generally too far from confined animal feeding operations for manure to be used
as a phosphorus (P) nutrient source. Rock phosphate
(RP) may be the only viable option for many large acreage organic growers.
However, this source is generally not very plant-available in neutral to
alkaline pH soils common in this region. There is evidence that some crops such
as buckwheat, legumes, and some mustards can increase
the availability of RP through rhizosphere acidification, yet there is limited field
research on whether this effect extends to the following crop at economically
viable RP rates. A field study was conducted on a farm in north central Montana that had been organically
certified for 16 yr (mean 0-15 cm soil pH = 6.6, Olsen P = 16 mg kg-1).
Available (citrate soluble) P rates of 0, 1.5, and 3.7 kg ha-1 as RP
(0-1-0) were applied in early April, 2006, and tillage incorporated to 15-cm.
Spring pea (Pisum sativum L.),
buckwheat (Fagopyrum esculentum L.),
and mustard (Sinapis alba L.) were subsequently
seeded and grown to the first pod stage prior to termination with tillage.
Tilled fallow was included as a control and each crop-fertilizer treatment

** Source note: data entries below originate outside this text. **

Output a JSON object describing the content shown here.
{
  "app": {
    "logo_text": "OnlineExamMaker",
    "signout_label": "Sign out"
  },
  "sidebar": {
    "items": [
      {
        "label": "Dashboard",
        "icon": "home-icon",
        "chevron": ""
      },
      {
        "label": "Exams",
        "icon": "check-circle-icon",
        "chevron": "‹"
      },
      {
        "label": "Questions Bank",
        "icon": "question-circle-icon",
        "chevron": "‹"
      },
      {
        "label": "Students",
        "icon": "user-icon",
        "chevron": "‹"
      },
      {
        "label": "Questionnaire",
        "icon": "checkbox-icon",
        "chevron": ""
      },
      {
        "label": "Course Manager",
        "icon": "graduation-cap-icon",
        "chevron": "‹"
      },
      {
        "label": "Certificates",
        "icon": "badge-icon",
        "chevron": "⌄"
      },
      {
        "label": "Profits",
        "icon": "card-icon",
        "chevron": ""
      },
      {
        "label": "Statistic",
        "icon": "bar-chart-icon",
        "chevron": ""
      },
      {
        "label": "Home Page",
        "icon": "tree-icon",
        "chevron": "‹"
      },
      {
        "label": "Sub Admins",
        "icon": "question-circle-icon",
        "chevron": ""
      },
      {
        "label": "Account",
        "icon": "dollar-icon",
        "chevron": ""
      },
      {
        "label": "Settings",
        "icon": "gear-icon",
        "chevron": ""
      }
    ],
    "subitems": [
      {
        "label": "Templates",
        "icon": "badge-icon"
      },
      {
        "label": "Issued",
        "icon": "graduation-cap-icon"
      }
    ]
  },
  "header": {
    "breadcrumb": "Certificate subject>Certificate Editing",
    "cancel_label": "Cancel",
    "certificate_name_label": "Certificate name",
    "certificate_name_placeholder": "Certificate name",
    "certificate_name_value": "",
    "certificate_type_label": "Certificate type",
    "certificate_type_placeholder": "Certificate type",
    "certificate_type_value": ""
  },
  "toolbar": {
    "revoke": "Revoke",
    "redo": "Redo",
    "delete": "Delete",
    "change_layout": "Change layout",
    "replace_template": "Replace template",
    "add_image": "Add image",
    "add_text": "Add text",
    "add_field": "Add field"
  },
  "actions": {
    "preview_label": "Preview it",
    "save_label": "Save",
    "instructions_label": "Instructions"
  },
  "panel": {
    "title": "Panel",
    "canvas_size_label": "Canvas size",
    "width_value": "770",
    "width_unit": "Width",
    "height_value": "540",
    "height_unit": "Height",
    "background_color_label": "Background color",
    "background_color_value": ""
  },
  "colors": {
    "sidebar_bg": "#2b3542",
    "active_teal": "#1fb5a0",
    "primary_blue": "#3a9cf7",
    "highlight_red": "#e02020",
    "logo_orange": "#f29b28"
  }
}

contained four replicates. Winter wheat (Triticum
aestivum L.) was subsequently seeded in all plots and harvested at maturity.
Total aboveground P uptake in wheat following buckwheat was 15% higher (P=0.02) at 3.7 kg P ha-1 than at 0 kg
P ha-1, and the P uptake difference between these treatments
represented 45% of applied available P. Conversely, P uptake was not enhanced (at
P=0.05) by RP fertilization following spring pea, mustard, or fallow. These
results suggest that the buckwheat rhizosphere can dissolve sufficient RP in a neutral
pH soil to increase available P for a subsequent crop.